It is hard to believe that it is already 5 years since Radioaktivists made their recording debut via the compilation 'Dependence 2012’, on which the German quartet offered up the song 'Pieces Of Me’. A strong and danceable electronic anthem, it not only impressed DJ’s, but also had fans clamoring for a full album. However, the band decided to take time to hone their sound and overall modus operandi before delivering the meisterwerk that is ‘Radioakt One’.
But who are these activists? Frank Spinath, psychologist and lead singer icon of various groups/projects that include Seabound, Edge Of Dawn and Lionheart, is here working for the first time with Daniel Myer (of Haujobb, Architect and Liebknecht), despite the fact that both musicians lived in the same city of Bielefeld for several years. Krischan Wesenberg is well known as the studio wizard in the duo Rotersand but has also made a name for himself as a sound engineer, producer and remixer for other artists. Sascha Lange is the author of several books on the Depeche Mode fan scene and underground DJ culture in the former East Germany.

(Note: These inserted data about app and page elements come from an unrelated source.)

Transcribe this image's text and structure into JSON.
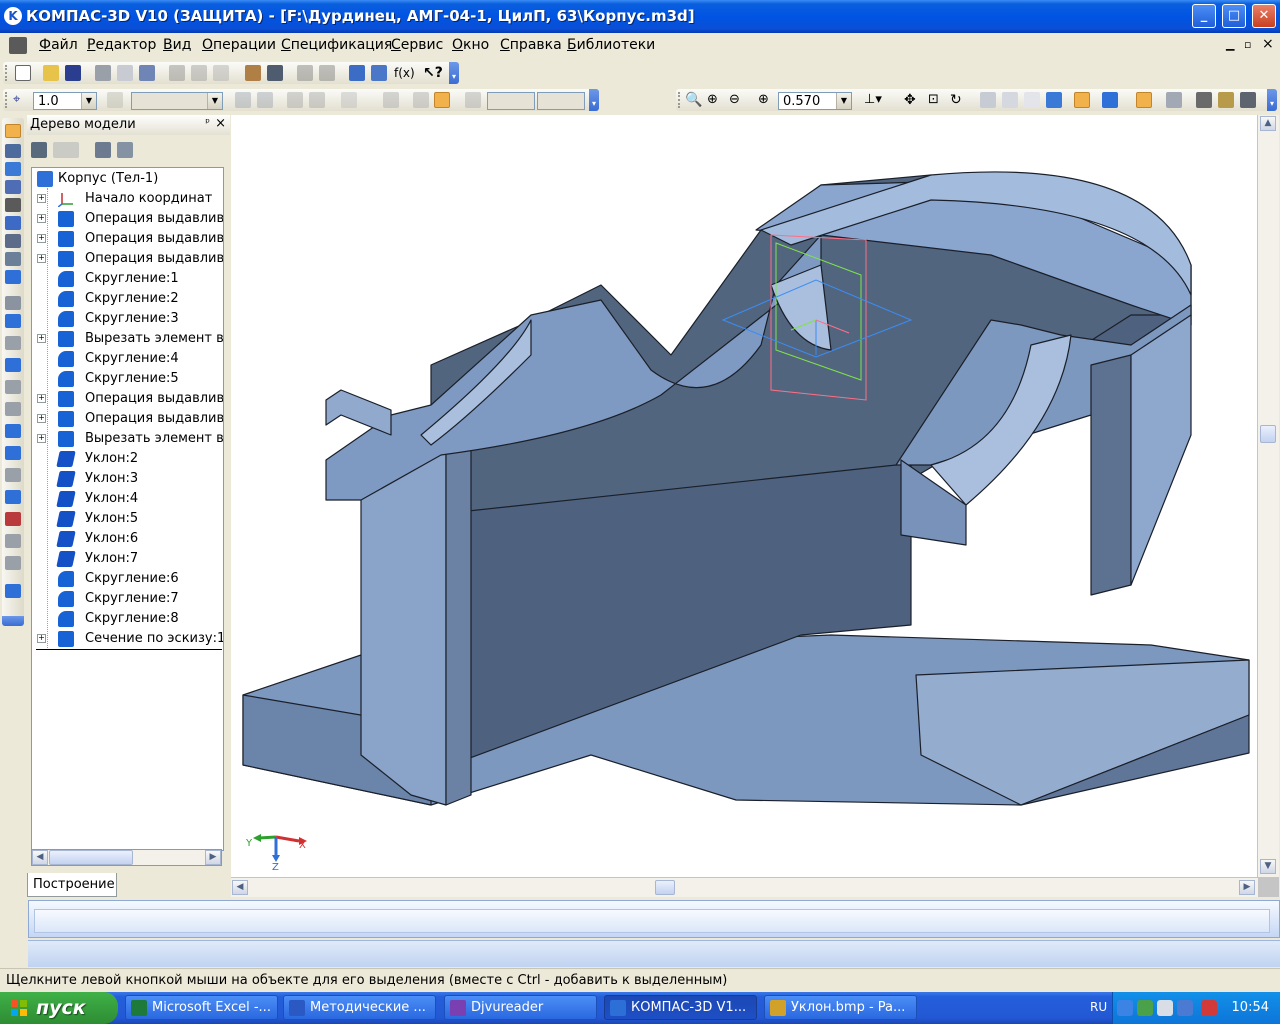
{
  "window": {
    "title": "КОМПАС-3D V10 (ЗАЩИТА) - [F:\\Дурдинец, АМГ-04-1, ЦилП, 63\\Корпус.m3d]",
    "app_icon_letter": "K",
    "minimize_glyph": "_",
    "maximize_glyph": "□",
    "close_glyph": "✕"
  },
  "menu": {
    "items": [
      "Файл",
      "Редактор",
      "Вид",
      "Операции",
      "Спецификация",
      "Сервис",
      "Окно",
      "Справка",
      "Библиотеки"
    ],
    "doc_controls": [
      "×",
      "▫",
      "×"
    ]
  },
  "toolbar2": {
    "step_value": "1.0",
    "zoom_value": "0.570"
  },
  "tree": {
    "title": "Дерево модели",
    "pin_glyph": "ᵖ",
    "close_glyph": "×",
    "root": "Корпус (Тел-1)",
    "nodes": [
      {
        "label": "Начало координат",
        "icon": "axes-icon",
        "expandable": true
      },
      {
        "label": "Операция выдавлива",
        "icon": "extrude-icon",
        "expandable": true
      },
      {
        "label": "Операция выдавлива",
        "icon": "extrude-icon",
        "expandable": true
      },
      {
        "label": "Операция выдавлива",
        "icon": "extrude-icon",
        "expandable": true
      },
      {
        "label": "Скругление:1",
        "icon": "fillet-icon",
        "expandable": false
      },
      {
        "label": "Скругление:2",
        "icon": "fillet-icon",
        "expandable": false
      },
      {
        "label": "Скругление:3",
        "icon": "fillet-icon",
        "expandable": false
      },
      {
        "label": "Вырезать элемент вы",
        "icon": "cut-icon",
        "expandable": true
      },
      {
        "label": "Скругление:4",
        "icon": "fillet-icon",
        "expandable": false
      },
      {
        "label": "Скругление:5",
        "icon": "fillet-icon",
        "expandable": false
      },
      {
        "label": "Операция выдавлива",
        "icon": "extrude-icon",
        "expandable": true
      },
      {
        "label": "Операция выдавлива",
        "icon": "extrude-icon",
        "expandable": true
      },
      {
        "label": "Вырезать элемент вы",
        "icon": "cut-icon",
        "expandable": true
      },
      {
        "label": "Уклон:2",
        "icon": "draft-icon",
        "expandable": false
      },
      {
        "label": "Уклон:3",
        "icon": "draft-icon",
        "expandable": false
      },
      {
        "label": "Уклон:4",
        "icon": "draft-icon",
        "expandable": false
      },
      {
        "label": "Уклон:5",
        "icon": "draft-icon",
        "expandable": false
      },
      {
        "label": "Уклон:6",
        "icon": "draft-icon",
        "expandable": false
      },
      {
        "label": "Уклон:7",
        "icon": "draft-icon",
        "expandable": false
      },
      {
        "label": "Скругление:6",
        "icon": "fillet-icon",
        "expandable": false
      },
      {
        "label": "Скругление:7",
        "icon": "fillet-icon",
        "expandable": false
      },
      {
        "label": "Скругление:8",
        "icon": "fillet-icon",
        "expandable": false
      },
      {
        "label": "Сечение по эскизу:1",
        "icon": "section-icon",
        "expandable": true
      }
    ],
    "tab_label": "Построение"
  },
  "viewport": {
    "axis_x": "X",
    "axis_y": "Y",
    "axis_z": "Z",
    "colors": {
      "part_fill": "#7d98bf",
      "part_dark": "#4a5c76",
      "part_light": "#a9bfdd",
      "edge": "#1a1f29"
    }
  },
  "status": {
    "hint": "Щелкните левой кнопкой мыши на объекте для его выделения (вместе с Ctrl - добавить к выделенным)"
  },
  "taskbar": {
    "start_label": "пуск",
    "tasks": [
      {
        "label": "Microsoft Excel -...",
        "icon": "excel-icon",
        "color": "#1d7a3a",
        "active": false
      },
      {
        "label": "Методические ...",
        "icon": "word-icon",
        "color": "#2b59c3",
        "active": false
      },
      {
        "label": "Djvureader",
        "icon": "djvu-icon",
        "color": "#7a3fb0",
        "active": false
      },
      {
        "label": "КОМПАС-3D V1...",
        "icon": "kompas-icon",
        "color": "#2c6fd6",
        "active": true
      },
      {
        "label": "Уклон.bmp - Pa...",
        "icon": "paint-icon",
        "color": "#d2a12a",
        "active": false
      }
    ],
    "language": "RU",
    "clock": "10:54"
  }
}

This diverse line-up have eventually aligned themselves and forged an album that lives up to early expectations, although 'Radioakt One’ also reveals other unexpected surprises. Con-taining elements of Club, Dark Pop and what Lange calls 'Electronic Shoegaze’, the term 'Electronic Noir’ has already been applied to it. An album of depth with an al-most introverted feel, a series of short stories form the core of the electronic narrative and help forge the intriguing and unique identity of Radioaktivists, including a tale written by Lange included in the Limited Edition that relates a late night encounter with a mysteri-ous female hitchhiker on a rain-flooded German motorway.
Radioaktivists have certainly taken a walk off the well-trodden path with their debut album. Although offering strong club oriented songs such ‘Raiders' and 'Reach Out’, it also shines a spotlight on their moodier and more subtle ‘Electronic Noir’ compositions and invites the listener to explore its depths and different sides over repeated plays.